=== Section Start ===

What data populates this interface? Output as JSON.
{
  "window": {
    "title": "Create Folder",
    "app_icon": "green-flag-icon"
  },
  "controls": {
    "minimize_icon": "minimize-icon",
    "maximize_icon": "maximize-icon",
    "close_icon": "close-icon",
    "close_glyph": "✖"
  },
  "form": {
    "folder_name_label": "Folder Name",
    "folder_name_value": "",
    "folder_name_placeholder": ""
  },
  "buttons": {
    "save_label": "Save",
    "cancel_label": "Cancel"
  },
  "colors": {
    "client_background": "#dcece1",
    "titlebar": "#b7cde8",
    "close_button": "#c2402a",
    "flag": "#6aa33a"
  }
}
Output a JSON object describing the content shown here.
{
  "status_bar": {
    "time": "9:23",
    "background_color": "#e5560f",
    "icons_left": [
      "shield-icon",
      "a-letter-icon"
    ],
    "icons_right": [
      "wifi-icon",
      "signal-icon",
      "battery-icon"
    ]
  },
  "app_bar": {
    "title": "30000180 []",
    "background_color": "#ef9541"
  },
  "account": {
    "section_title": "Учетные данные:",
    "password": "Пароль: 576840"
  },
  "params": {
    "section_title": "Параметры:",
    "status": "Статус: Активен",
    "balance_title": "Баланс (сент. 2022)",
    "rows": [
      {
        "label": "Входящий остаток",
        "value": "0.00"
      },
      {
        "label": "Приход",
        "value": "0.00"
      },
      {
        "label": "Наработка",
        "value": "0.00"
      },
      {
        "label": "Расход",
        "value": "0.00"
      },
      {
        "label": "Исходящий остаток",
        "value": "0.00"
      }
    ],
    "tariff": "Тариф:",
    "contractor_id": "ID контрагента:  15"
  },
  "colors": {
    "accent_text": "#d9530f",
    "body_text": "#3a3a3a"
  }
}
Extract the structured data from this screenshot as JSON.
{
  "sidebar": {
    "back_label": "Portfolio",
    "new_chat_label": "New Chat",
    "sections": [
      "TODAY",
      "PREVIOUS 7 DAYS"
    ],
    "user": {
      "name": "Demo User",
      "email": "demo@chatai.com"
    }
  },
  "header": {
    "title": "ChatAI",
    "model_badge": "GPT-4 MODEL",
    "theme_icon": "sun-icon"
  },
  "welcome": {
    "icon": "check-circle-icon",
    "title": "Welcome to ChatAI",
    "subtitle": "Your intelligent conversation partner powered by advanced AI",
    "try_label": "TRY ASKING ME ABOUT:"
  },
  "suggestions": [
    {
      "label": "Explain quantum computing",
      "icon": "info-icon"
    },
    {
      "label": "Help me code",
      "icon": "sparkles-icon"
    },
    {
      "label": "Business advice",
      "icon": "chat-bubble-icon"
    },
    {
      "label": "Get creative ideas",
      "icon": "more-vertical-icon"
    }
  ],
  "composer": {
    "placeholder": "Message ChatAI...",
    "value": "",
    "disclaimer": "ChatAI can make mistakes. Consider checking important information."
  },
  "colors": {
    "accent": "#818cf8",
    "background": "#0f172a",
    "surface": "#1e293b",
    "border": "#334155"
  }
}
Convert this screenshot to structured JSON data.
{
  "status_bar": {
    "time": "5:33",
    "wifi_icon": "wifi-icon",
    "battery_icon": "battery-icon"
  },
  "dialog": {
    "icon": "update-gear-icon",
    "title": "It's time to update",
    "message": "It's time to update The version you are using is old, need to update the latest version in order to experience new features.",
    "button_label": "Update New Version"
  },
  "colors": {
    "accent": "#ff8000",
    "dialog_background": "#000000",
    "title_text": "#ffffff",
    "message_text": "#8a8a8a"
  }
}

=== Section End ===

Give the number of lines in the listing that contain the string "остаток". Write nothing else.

### REPLY TO THE EXERCISE
2